*WHAT IS BEING ASKED*:
In the listing, find every line that has the string "description" and copy it.
=== EXCERPTED RECORDS ===
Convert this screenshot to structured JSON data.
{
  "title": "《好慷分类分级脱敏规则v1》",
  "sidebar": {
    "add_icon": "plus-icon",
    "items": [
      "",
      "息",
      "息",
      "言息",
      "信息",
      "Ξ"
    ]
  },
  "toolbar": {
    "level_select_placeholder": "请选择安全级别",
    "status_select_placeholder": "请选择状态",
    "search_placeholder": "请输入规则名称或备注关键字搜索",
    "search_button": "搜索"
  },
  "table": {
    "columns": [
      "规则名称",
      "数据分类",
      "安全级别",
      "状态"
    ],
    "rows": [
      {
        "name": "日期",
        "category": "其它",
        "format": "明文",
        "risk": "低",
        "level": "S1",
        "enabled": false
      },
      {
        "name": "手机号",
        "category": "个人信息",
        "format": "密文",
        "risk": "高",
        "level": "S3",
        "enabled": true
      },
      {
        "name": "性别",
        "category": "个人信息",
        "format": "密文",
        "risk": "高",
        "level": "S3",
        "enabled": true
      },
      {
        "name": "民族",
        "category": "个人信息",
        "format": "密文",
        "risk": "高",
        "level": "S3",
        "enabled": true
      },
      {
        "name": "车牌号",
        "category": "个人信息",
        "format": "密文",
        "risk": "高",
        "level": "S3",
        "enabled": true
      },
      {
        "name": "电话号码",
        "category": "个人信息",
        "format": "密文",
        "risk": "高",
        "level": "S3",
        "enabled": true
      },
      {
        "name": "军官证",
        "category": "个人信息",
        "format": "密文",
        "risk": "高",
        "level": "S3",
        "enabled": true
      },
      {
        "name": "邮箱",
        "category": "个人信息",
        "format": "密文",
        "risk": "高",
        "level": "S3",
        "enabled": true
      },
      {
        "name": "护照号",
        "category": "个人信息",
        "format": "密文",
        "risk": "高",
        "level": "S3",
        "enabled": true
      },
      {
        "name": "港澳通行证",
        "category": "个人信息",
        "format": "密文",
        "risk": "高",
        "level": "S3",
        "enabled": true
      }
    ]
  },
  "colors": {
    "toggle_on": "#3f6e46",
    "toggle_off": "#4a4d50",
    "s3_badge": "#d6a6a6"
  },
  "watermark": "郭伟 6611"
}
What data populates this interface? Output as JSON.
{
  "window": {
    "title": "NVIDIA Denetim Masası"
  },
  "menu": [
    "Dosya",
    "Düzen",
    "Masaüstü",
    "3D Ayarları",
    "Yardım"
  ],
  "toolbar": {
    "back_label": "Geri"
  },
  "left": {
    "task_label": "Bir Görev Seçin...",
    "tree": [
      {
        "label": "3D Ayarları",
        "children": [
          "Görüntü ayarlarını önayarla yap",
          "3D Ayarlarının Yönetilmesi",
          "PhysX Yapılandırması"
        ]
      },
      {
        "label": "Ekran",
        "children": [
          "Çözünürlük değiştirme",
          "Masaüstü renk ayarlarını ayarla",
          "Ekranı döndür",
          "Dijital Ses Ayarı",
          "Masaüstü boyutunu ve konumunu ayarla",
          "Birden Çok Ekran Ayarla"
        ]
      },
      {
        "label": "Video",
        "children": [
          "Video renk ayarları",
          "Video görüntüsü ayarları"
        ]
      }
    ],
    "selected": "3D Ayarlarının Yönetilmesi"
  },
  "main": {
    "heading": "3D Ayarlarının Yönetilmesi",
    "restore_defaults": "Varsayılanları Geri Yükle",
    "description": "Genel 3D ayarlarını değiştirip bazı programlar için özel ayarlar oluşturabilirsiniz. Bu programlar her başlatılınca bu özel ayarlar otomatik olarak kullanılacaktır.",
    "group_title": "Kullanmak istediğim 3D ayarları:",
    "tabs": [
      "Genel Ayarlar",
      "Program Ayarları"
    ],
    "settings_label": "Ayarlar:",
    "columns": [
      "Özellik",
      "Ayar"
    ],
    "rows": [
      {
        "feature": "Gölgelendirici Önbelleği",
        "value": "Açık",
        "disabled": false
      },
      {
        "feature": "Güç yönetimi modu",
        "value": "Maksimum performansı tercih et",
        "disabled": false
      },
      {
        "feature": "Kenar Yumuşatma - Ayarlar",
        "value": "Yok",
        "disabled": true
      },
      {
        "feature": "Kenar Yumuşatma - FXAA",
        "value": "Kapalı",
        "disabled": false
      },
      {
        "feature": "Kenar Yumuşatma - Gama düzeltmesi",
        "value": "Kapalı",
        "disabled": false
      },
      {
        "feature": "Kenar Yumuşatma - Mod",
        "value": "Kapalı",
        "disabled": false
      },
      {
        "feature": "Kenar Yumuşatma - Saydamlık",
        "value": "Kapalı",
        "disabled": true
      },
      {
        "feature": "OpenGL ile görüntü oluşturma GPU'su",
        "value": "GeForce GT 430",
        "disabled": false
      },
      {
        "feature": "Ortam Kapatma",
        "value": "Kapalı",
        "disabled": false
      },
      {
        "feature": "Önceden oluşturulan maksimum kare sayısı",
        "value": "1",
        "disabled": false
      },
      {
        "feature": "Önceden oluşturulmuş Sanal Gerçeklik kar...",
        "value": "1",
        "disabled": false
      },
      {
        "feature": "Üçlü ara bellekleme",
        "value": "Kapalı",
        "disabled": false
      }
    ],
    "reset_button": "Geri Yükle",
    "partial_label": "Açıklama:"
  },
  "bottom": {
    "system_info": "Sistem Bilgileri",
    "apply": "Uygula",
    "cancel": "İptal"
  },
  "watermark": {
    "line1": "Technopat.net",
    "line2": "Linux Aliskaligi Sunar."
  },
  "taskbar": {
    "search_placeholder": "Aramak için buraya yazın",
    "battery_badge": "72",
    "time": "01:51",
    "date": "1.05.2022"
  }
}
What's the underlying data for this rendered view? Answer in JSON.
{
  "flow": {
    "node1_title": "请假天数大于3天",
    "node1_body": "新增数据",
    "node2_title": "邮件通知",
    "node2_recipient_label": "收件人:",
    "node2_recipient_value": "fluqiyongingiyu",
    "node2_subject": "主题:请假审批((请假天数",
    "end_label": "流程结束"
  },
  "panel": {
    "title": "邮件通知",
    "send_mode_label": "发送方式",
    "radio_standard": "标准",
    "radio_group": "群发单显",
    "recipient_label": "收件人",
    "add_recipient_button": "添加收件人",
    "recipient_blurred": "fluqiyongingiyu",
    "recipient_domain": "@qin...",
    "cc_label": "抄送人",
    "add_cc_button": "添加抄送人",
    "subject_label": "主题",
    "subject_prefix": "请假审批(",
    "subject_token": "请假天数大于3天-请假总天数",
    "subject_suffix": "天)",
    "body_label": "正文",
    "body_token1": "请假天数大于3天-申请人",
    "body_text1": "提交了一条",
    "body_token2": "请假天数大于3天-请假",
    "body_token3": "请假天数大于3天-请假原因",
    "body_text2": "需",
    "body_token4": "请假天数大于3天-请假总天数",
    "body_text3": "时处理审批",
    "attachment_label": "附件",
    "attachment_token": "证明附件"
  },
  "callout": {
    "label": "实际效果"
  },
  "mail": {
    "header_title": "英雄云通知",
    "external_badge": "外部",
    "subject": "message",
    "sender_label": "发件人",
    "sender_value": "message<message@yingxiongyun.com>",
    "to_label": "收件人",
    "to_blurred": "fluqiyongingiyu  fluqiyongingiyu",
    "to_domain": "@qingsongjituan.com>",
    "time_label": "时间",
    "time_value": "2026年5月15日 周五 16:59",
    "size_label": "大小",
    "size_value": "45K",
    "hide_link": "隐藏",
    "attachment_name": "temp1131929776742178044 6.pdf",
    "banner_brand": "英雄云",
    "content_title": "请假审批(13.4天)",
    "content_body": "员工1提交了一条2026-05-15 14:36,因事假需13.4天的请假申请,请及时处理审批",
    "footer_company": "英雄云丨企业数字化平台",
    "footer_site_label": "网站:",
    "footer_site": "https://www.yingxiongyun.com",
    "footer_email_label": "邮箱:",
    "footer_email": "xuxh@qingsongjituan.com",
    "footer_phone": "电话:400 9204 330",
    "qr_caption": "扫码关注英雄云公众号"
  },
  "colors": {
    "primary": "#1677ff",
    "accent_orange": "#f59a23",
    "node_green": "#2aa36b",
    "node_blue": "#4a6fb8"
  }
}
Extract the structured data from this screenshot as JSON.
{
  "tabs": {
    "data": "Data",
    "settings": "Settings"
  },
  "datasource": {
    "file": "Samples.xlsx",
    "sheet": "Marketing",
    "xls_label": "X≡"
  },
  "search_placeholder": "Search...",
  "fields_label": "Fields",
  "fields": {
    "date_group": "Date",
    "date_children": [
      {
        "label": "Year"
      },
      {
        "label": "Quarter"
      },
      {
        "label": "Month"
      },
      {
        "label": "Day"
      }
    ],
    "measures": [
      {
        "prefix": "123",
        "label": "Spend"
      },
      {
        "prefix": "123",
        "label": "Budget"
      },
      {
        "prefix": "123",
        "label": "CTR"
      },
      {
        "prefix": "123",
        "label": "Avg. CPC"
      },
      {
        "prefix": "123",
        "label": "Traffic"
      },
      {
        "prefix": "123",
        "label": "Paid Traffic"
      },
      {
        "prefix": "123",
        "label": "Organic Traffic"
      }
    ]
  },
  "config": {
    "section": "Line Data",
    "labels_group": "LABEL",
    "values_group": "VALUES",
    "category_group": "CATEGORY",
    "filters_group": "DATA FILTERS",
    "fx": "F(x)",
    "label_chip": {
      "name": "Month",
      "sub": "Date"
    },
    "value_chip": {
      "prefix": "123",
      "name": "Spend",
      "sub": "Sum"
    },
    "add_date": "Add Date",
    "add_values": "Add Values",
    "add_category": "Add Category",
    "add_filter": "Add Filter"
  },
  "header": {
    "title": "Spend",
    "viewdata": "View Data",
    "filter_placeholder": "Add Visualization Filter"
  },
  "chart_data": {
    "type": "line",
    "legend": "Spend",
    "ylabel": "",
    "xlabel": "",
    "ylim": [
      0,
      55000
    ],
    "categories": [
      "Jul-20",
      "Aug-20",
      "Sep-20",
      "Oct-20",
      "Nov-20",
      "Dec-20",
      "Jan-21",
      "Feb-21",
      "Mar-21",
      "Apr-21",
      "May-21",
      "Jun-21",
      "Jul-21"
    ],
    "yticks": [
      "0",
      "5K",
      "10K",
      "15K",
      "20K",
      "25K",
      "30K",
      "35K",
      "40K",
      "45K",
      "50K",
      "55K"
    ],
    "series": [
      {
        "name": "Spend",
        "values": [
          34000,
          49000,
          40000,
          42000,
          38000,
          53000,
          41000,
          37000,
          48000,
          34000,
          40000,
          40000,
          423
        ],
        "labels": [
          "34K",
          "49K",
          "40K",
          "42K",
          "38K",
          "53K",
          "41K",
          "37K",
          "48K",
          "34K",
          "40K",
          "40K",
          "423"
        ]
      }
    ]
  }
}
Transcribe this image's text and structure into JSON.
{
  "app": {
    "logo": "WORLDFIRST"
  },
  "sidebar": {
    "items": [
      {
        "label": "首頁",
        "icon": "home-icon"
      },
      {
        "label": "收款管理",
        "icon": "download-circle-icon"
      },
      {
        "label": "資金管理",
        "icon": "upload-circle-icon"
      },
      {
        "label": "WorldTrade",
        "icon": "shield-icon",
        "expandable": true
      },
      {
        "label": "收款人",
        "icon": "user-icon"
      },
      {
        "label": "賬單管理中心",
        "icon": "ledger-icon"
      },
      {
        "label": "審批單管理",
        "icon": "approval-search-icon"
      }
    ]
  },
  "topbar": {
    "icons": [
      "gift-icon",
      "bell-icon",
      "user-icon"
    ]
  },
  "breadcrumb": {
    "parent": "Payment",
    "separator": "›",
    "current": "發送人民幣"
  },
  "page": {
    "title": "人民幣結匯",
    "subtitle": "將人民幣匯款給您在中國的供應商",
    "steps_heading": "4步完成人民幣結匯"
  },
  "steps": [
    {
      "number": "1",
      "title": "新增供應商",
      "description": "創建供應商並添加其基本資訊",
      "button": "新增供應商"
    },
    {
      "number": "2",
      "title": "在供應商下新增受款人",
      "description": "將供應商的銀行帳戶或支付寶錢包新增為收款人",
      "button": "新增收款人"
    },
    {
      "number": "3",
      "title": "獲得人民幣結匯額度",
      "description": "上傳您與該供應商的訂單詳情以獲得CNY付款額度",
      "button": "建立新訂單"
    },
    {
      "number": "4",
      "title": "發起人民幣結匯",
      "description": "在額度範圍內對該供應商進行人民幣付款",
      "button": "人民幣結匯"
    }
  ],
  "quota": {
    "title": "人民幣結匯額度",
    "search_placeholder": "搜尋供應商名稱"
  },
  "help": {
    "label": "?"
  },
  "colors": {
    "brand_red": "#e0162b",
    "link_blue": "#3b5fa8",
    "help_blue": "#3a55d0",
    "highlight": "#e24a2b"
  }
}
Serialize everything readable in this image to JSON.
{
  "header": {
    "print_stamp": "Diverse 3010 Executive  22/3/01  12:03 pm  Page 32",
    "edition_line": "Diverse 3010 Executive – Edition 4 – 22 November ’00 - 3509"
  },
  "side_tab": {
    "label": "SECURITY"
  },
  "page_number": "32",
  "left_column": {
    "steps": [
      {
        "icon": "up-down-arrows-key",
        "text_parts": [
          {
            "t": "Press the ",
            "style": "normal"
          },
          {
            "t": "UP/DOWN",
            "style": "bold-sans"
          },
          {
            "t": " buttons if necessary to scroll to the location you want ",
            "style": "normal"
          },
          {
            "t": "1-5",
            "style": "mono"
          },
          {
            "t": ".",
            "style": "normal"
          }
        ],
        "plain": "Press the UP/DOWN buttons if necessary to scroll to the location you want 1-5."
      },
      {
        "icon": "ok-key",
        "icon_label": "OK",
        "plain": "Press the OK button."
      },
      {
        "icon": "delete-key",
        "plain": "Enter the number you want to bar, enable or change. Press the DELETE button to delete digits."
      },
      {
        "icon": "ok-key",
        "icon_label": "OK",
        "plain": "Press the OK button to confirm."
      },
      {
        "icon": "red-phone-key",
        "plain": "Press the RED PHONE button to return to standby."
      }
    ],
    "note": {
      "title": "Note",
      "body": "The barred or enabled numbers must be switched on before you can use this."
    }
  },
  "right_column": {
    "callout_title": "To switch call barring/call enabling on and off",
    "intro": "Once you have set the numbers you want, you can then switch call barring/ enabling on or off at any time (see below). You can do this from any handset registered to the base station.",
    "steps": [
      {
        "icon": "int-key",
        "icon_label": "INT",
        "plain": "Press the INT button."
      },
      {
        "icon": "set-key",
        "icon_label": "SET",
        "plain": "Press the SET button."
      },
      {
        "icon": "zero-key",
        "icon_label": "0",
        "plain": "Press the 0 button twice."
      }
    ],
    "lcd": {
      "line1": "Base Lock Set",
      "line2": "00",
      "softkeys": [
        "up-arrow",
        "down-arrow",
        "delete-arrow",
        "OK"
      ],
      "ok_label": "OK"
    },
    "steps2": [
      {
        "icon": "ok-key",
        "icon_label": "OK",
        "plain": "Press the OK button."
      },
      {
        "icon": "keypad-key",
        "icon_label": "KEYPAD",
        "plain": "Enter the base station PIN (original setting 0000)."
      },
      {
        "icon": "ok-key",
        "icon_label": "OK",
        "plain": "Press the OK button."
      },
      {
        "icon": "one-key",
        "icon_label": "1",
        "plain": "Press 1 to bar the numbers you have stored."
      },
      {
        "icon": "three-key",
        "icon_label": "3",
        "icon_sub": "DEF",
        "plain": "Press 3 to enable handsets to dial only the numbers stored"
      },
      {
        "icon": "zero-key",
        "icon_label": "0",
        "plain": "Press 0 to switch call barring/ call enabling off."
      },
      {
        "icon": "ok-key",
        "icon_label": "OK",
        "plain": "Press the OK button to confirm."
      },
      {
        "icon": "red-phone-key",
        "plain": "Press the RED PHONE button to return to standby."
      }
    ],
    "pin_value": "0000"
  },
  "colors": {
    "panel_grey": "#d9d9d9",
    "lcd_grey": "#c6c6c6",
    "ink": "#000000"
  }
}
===
*EXERCISE OUTPUT*:
    "description": "Genel 3D ayarlarını değiştirip bazı programlar için özel ayarlar oluşturabilirsiniz. Bu programlar her başlatılınca bu özel ayarlar otomatik olarak kullanılacaktır.",
      "description": "創建供應商並添加其基本資訊",
      "description": "將供應商的銀行帳戶或支付寶錢包新增為收款人",
      "description": "上傳您與該供應商的訂單詳情以獲得CNY付款額度",
      "description": "在額度範圍內對該供應商進行人民幣付款",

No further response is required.